Task:
Wherever the string "username" shows up in the records below, return that line.

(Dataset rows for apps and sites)
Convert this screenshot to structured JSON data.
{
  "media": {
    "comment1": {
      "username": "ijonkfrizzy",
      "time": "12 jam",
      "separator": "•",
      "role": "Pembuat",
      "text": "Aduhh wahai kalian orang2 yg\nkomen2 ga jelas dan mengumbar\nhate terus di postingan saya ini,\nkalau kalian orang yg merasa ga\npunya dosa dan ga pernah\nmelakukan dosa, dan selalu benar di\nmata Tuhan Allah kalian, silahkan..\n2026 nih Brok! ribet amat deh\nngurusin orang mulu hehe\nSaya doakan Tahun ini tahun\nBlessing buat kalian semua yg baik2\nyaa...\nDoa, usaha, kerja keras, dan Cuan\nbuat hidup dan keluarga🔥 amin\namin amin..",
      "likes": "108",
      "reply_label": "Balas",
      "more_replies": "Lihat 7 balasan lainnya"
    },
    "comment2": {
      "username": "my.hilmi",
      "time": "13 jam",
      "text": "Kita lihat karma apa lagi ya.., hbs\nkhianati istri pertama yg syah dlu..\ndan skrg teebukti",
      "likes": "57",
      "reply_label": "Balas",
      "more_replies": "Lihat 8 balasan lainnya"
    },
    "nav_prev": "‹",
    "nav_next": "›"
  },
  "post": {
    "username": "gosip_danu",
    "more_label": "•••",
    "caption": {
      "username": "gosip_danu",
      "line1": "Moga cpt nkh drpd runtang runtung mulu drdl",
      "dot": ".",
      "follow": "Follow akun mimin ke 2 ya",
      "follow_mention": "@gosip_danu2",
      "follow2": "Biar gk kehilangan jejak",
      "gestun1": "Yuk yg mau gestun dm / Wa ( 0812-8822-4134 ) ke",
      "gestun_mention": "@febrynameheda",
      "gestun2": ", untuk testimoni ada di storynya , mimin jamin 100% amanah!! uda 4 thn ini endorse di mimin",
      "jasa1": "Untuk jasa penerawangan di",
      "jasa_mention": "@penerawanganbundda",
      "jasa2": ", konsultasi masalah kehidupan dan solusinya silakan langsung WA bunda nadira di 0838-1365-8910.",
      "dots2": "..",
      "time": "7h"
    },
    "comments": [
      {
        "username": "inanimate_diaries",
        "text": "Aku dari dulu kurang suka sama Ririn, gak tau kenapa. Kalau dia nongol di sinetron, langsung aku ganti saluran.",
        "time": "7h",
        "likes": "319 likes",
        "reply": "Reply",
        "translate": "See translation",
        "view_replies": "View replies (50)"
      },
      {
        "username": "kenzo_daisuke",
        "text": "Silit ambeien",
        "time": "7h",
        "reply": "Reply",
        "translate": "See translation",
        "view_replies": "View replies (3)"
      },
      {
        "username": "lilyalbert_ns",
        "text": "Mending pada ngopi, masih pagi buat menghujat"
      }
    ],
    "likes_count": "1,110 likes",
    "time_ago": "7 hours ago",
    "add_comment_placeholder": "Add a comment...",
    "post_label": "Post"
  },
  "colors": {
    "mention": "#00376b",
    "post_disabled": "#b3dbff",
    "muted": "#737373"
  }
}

Your response:
      "username": "ijonkfrizzy",
      "username": "my.hilmi",
    "username": "gosip_danu",
      "username": "gosip_danu",
        "username": "inanimate_diaries",
        "username": "kenzo_daisuke",
        "username": "lilyalbert_ns",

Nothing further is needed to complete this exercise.